Light brown splotches, however, could be a sign of too much hot, bright light. I would make sure that your dwarf schefflera is not getting too much hot sunlight and consider moving it if it is showing signs of leaf scorch. 


Pest infestations can be another problem, particularly with scale insects, spider mites, or mealybugs. These pests can be tackled by wiping the leaves with a mild solution of soapy water or by using a specific houseplant insecticide. Insecticidal soap is a particular favorite of mine for a foliar spray, or this Bonide systemic insecticide works great for most indoor plants! 

For more information on how to get rid of specific pests, check out my Indoor Plant Pest Guide!

Little to No New Growth

Slow growth or no growth, particularly during the growing season from spring through the fall, can indicate either that the plant isn’t getting enough light or that it needs some fertilizer. Simply moving your umbrella plant to a brighter location and ensuring it’s properly fed can help resolve this issue. 

If you still aren’t seeing any new growth, especially on a mature plant, consider repotting it to stimulate its root system. Or, if your plant is receiving little light, consider moving it to a location where it will get bright, indirect light during the day. This can also stimulate the plant to put out a flush of new growth!


Here a quick recap of the umbrella plant…

  • Schefflera arboricola plants: A popular houseplant known for its unique umbrella shaped stem and leaves. It has grown in popularity due to its easy-care nature.
  • Required Environment: The plant thrives best in warm indoor temperatures, high humidity levels, and bright, but indirect light.
  • Feeding & Watering: These plants require a balanced approach to feeding and watering, avoiding both under-watering and over-watering as well as a balanced fertilizer. 
  • Common Issues: By recognizing the signs of common umbrella plant issues such as yellowing leaves and watching for common plant pets Seychelles as Scaife insects and spider mites, we can take steps to mitigate these problems effectively.
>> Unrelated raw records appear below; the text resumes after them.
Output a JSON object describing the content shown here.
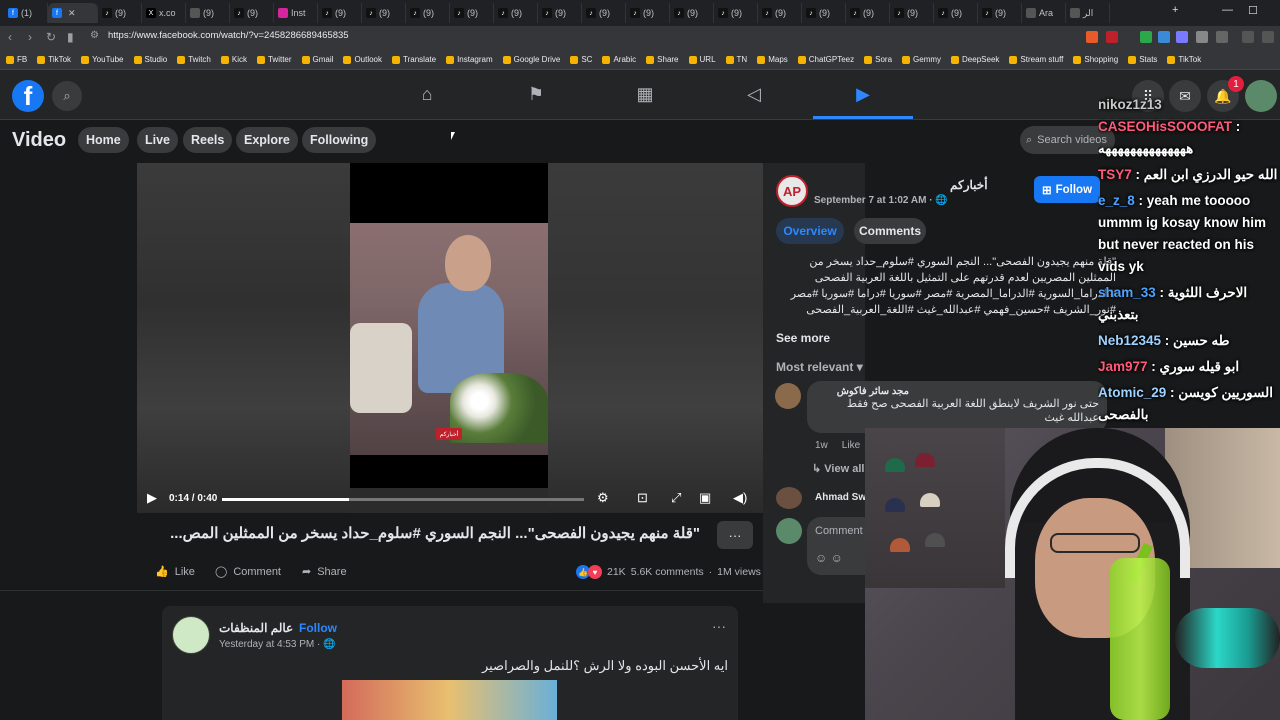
{
  "browser": {
    "tabs": [
      {
        "label": "(1)",
        "icon": "facebook-icon"
      },
      {
        "label": "",
        "icon": "facebook-icon",
        "active": true
      },
      {
        "label": "(9)",
        "icon": "tiktok-icon"
      },
      {
        "label": "x.co",
        "icon": "x-icon"
      },
      {
        "label": "(9)",
        "icon": "tab-icon"
      },
      {
        "label": "(9)",
        "icon": "tiktok-icon"
      },
      {
        "label": "Inst",
        "icon": "instagram-icon"
      },
      {
        "label": "(9)",
        "icon": "tiktok-icon"
      },
      {
        "label": "(9)",
        "icon": "tiktok-icon"
      },
      {
        "label": "(9)",
        "icon": "tiktok-icon"
      },
      {
        "label": "(9)",
        "icon": "tiktok-icon"
      },
      {
        "label": "(9)",
        "icon": "tiktok-icon"
      },
      {
        "label": "(9)",
        "icon": "tiktok-icon"
      },
      {
        "label": "(9)",
        "icon": "tiktok-icon"
      },
      {
        "label": "(9)",
        "icon": "tiktok-icon"
      },
      {
        "label": "(9)",
        "icon": "tiktok-icon"
      },
      {
        "label": "(9)",
        "icon": "tiktok-icon"
      },
      {
        "label": "(9)",
        "icon": "tiktok-icon"
      },
      {
        "label": "(9)",
        "icon": "tiktok-icon"
      },
      {
        "label": "(9)",
        "icon": "tiktok-icon"
      },
      {
        "label": "(9)",
        "icon": "tiktok-icon"
      },
      {
        "label": "(9)",
        "icon": "tiktok-icon"
      },
      {
        "label": "(9)",
        "icon": "tiktok-icon"
      },
      {
        "label": "Ara",
        "icon": "tab-icon"
      },
      {
        "label": "الر",
        "icon": "tab-icon"
      }
    ],
    "new_tab": "+",
    "minimize": "—",
    "maximize": "☐",
    "close": "✕",
    "url": "https://www.facebook.com/watch/?v=2458286689465835",
    "bookmarks": [
      "FB",
      "TikTok",
      "YouTube",
      "Studio",
      "Twitch",
      "Kick",
      "Twitter",
      "Gmail",
      "Outlook",
      "Translate",
      "Instagram",
      "Google Drive",
      "SC",
      "Arabic",
      "Share",
      "URL",
      "TN",
      "Maps",
      "ChatGPTeez",
      "Sora",
      "Gemmy",
      "DeepSeek",
      "Stream stuff",
      "Shopping",
      "Stats",
      "TikTok"
    ]
  },
  "fb": {
    "logo": "f",
    "notif_count": "1",
    "section_title": "Video",
    "subnav": [
      "Home",
      "Live",
      "Reels",
      "Explore",
      "Following"
    ],
    "search_placeholder": "Search videos"
  },
  "video": {
    "channel_badge": "أخباركم",
    "time": "0:14 / 0:40",
    "progress": 0.35,
    "title": "\"قلة منهم يجيدون الفصحى\"... النجم السوري #سلوم_حداد يسخر من الممثلين المص...",
    "like": "Like",
    "comment": "Comment",
    "share": "Share",
    "reactions": "21K",
    "comments_count": "5.6K comments",
    "views": "1M views"
  },
  "post2": {
    "name": "عالم المنظفات",
    "follow": "Follow",
    "time": "Yesterday at 4:53 PM",
    "text": "ايه الأحسن البوده ولا الرش ؟للنمل والصراصير"
  },
  "panel": {
    "page_name": "أخباركم",
    "date": "September 7 at 1:02 AM",
    "follow": "Follow",
    "tab_overview": "Overview",
    "tab_comments": "Comments",
    "description": "\"قلة منهم يجيدون الفصحى\"... النجم السوري #سلوم_حداد يسخر من الممثلين المصريين لعدم قدرتهم على التمثيل باللغة العربية الفصحى #الدراما_السورية #الدراما_المصرية #مصر #سوريا #دراما #سوريا #مصر #نور_الشريف #حسين_فهمي #عبدالله_غيث #اللغة_العربية_الفصحى",
    "see_more": "See more",
    "most_relevant": "Most relevant",
    "comment1_name": "مجد سائر فاكوش",
    "comment1_text": "حتى نور الشريف لاينطق اللغة العربية الفصحى صح فقط عبدالله غيث",
    "comment1_time": "1w",
    "comment1_like": "Like",
    "view_all": "View all 4",
    "comment2_name": "Ahmad Sw",
    "comment_placeholder": "Comment"
  },
  "chat": [
    {
      "user": "nikoz1z13",
      "msg": "",
      "color": "#c8c8c8"
    },
    {
      "user": "CASEOHisSOOOFAT",
      "msg": ": ههههههههههههههه",
      "color": "#ff5a7a"
    },
    {
      "user": "TSY7",
      "msg": ": الله حيو الدرزي ابن العم",
      "color": "#ff5a7a"
    },
    {
      "user": "e_z_8",
      "msg": ": yeah me tooooo ummm ig kosay know him but never reacted on his vids yk",
      "color": "#4da3ff"
    },
    {
      "user": "sham_33",
      "msg": ": الاحرف اللثوية بتعذبني",
      "color": "#4da3ff"
    },
    {
      "user": "Neb12345",
      "msg": ": طه حسين",
      "color": "#9fd2ff"
    },
    {
      "user": "Jam977",
      "msg": ": ابو قيله سوري",
      "color": "#ff5a7a"
    },
    {
      "user": "Atomic_29",
      "msg": ": السوريين كويسن بالفصحى",
      "color": "#9fd2ff"
    }
  ],
  "colors": {
    "fb_blue": "#1877f2",
    "accent": "#2d88ff",
    "bg": "#18191a",
    "surface": "#242526"
  }
}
With this knowledge at your fingertips, caring for an umbrella plant indoors should be a breeze. Remember, it’s not just about keeping your plant alive but creating a nurturing environment where it can thrive. So, bring home an umbrella plant and give these tips a try. 

Happy Digging!

Umbrella Plant Care FAQs

How much light does an umbrella plant need?

Umbrella plants thrive in bright, indirect light. They can tolerate some direct sunlight but overexposure can burn the leaves. In low light conditions, their growth may slow and the leaves may lose their vibrant color. Make sure to give your umbrella plants the right conditions to ensure optimal growth!

How often should I water my umbrella plant?

Watering frequency for umbrella plants can depend on the environment, but generally, watering once a week is sufficient. It’s best to keep the soil slightly moist but not soaked; allowing the top inch of soil to dry out before the next watering can help prevent overwatering. Consider adding a liquid fertilizer at half strength to your water during the summer months for an explosion of new growth!

What type of soil is best for the umbrella plant?

Umbrella plants prefer well-draining soil, which prevents excess water from sitting around the roots and causing rot. A commercial potting mix for houseplants or a blend of equal parts peat moss, coarse sand, and perlite should work well to keep your soil draining well.

Why are the leaves of my umbrella plant turning yellow?

Yellowing leaves can be a common issue with umbrella plants and can be due to several reasons, including overwatering, insufficient light, or nutrient deficiency. The first thing to do is to check your soil. If your soil is wet, then you may need to repot your plant into fresh, dry soil. If your soil is not wet, then further troubleshooting is required to know why your plant’s leaves are turning yellow.